Cleaning should be minimal. Cleaning too much will get rid of the patina and reduce the antique’s value.
Patina: Thin layer that variously forms on the surface of copper, brass, bronze and similar metals, or certain stones, and wooden furniture, or any similar acquired change of a surface through age and exposure.
Lightly wiping down surfaces with water, a rag, and a small amount of soap is the safest way to clean antiques. Other methods: vinegar, denatured alcohol
Cleaning Your Antiques
Always do individual research on items before cleaning to see what is recommended.
Try the least strong cleaning method first. If not satisfied, try a more intensive method. i.e: Water -> Vinegar
Avoid commercial cleaning products, even plant based ones, unless explicitely recomended. Every day cleaners are not meant for antiques.
Dusting Your Antiques
Dust with a soft wet rag.
Wiping a surface with a dry rag will create micro-scratches.
Some antique experts prefer to dust with feathers, but this method is contentious. Critics of this method worry that quills scratch wood.
Waxing Wooden Furniture
Wood Furniture needs to be waxed 1 - 2 times per year. More than that can cause damage to your wooden furniture.
Pure beeswax is preferable. A good commercially available wax is Howard Feed-N-Wax
Chemicals for stripping wood can be harmful and refinishing will often reduce the value of antiques.

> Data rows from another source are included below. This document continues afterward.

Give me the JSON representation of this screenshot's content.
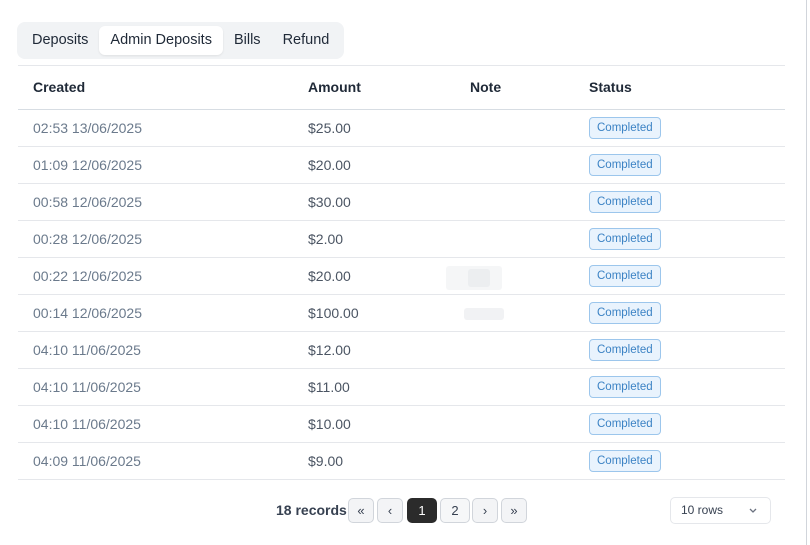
{
  "tabs": [
    {
      "label": "Deposits",
      "active": false
    },
    {
      "label": "Admin Deposits",
      "active": true
    },
    {
      "label": "Bills",
      "active": false
    },
    {
      "label": "Refund",
      "active": false
    }
  ],
  "table": {
    "headers": {
      "created": "Created",
      "amount": "Amount",
      "note": "Note",
      "status": "Status"
    },
    "rows": [
      {
        "created": "02:53 13/06/2025",
        "amount": "$25.00",
        "note": "",
        "status": "Completed"
      },
      {
        "created": "01:09 12/06/2025",
        "amount": "$20.00",
        "note": "",
        "status": "Completed"
      },
      {
        "created": "00:58 12/06/2025",
        "amount": "$30.00",
        "note": "",
        "status": "Completed"
      },
      {
        "created": "00:28 12/06/2025",
        "amount": "$2.00",
        "note": "",
        "status": "Completed"
      },
      {
        "created": "00:22 12/06/2025",
        "amount": "$20.00",
        "note": "",
        "status": "Completed"
      },
      {
        "created": "00:14 12/06/2025",
        "amount": "$100.00",
        "note": "",
        "status": "Completed"
      },
      {
        "created": "04:10 11/06/2025",
        "amount": "$12.00",
        "note": "",
        "status": "Completed"
      },
      {
        "created": "04:10 11/06/2025",
        "amount": "$11.00",
        "note": "",
        "status": "Completed"
      },
      {
        "created": "04:10 11/06/2025",
        "amount": "$10.00",
        "note": "",
        "status": "Completed"
      },
      {
        "created": "04:09 11/06/2025",
        "amount": "$9.00",
        "note": "",
        "status": "Completed"
      }
    ]
  },
  "pagination": {
    "records": "18 records",
    "first_icon": "«",
    "prev_icon": "‹",
    "pages": [
      "1",
      "2"
    ],
    "current_page": "1",
    "next_icon": "›",
    "last_icon": "»"
  },
  "rows_per_page": {
    "value": "10 rows",
    "chevron_icon": "chevron-down-icon"
  },
  "colors": {
    "badge_text": "#3b82c4",
    "badge_bg": "#e9f3fd",
    "active_page": "#2b2b2b"
  }
}
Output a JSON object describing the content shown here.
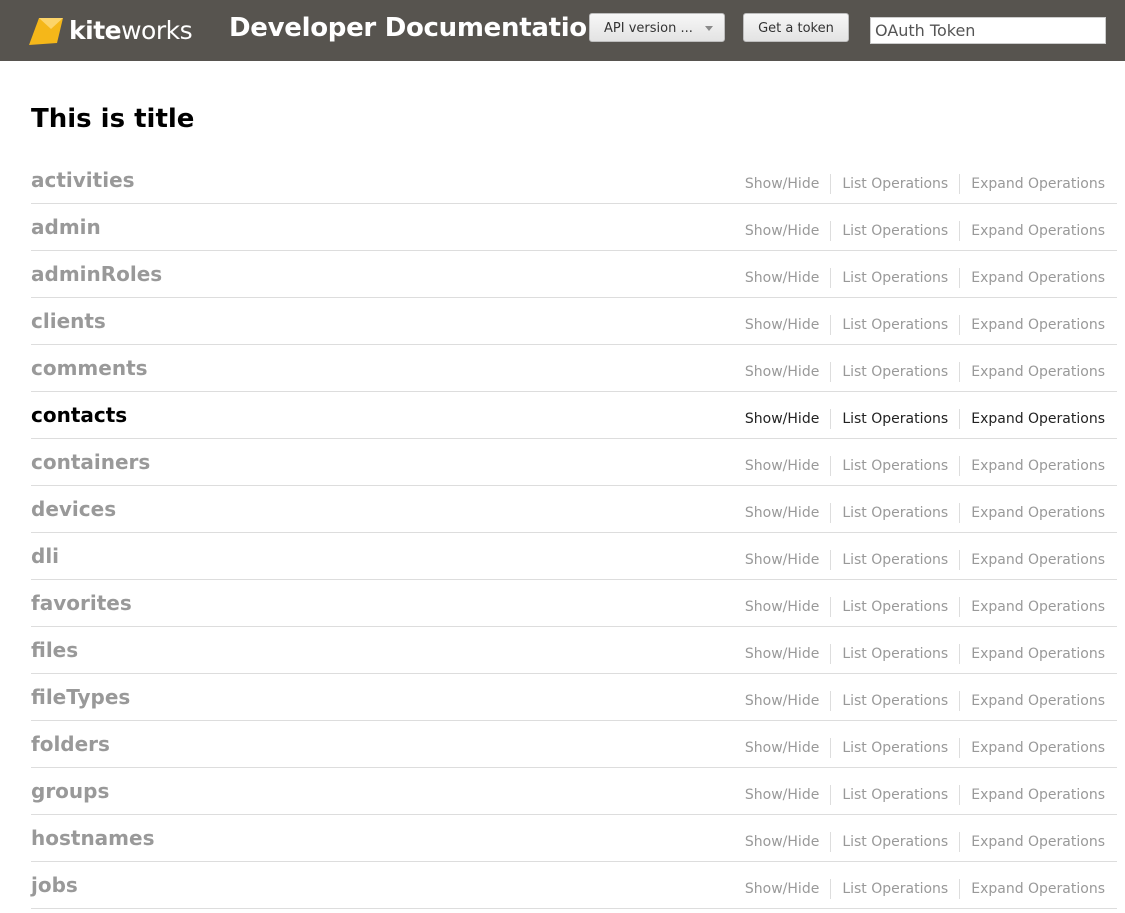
{
  "header": {
    "logo_kite": "kite",
    "logo_works": "works",
    "title": "Developer Documentation",
    "api_version_label": "API version ...",
    "get_token_label": "Get a token",
    "token_placeholder": "OAuth Token"
  },
  "page": {
    "title": "This is title"
  },
  "row_link_labels": {
    "show_hide": "Show/Hide",
    "list_operations": "List Operations",
    "expand_operations": "Expand Operations"
  },
  "resources": [
    {
      "name": "activities",
      "active": false
    },
    {
      "name": "admin",
      "active": false
    },
    {
      "name": "adminRoles",
      "active": false
    },
    {
      "name": "clients",
      "active": false
    },
    {
      "name": "comments",
      "active": false
    },
    {
      "name": "contacts",
      "active": true
    },
    {
      "name": "containers",
      "active": false
    },
    {
      "name": "devices",
      "active": false
    },
    {
      "name": "dli",
      "active": false
    },
    {
      "name": "favorites",
      "active": false
    },
    {
      "name": "files",
      "active": false
    },
    {
      "name": "fileTypes",
      "active": false
    },
    {
      "name": "folders",
      "active": false
    },
    {
      "name": "groups",
      "active": false
    },
    {
      "name": "hostnames",
      "active": false
    },
    {
      "name": "jobs",
      "active": false
    }
  ],
  "colors": {
    "header_bg": "#57544f",
    "logo_yellow": "#f5b719",
    "inactive_text": "#999999",
    "active_text": "#000000"
  }
}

People still choose to refinish if pieces are extremely damaged or if they have a strong aesthetic preference.
Types of finishing: Wood Stain, Polyurethane, Lacquer, Shellac, Tung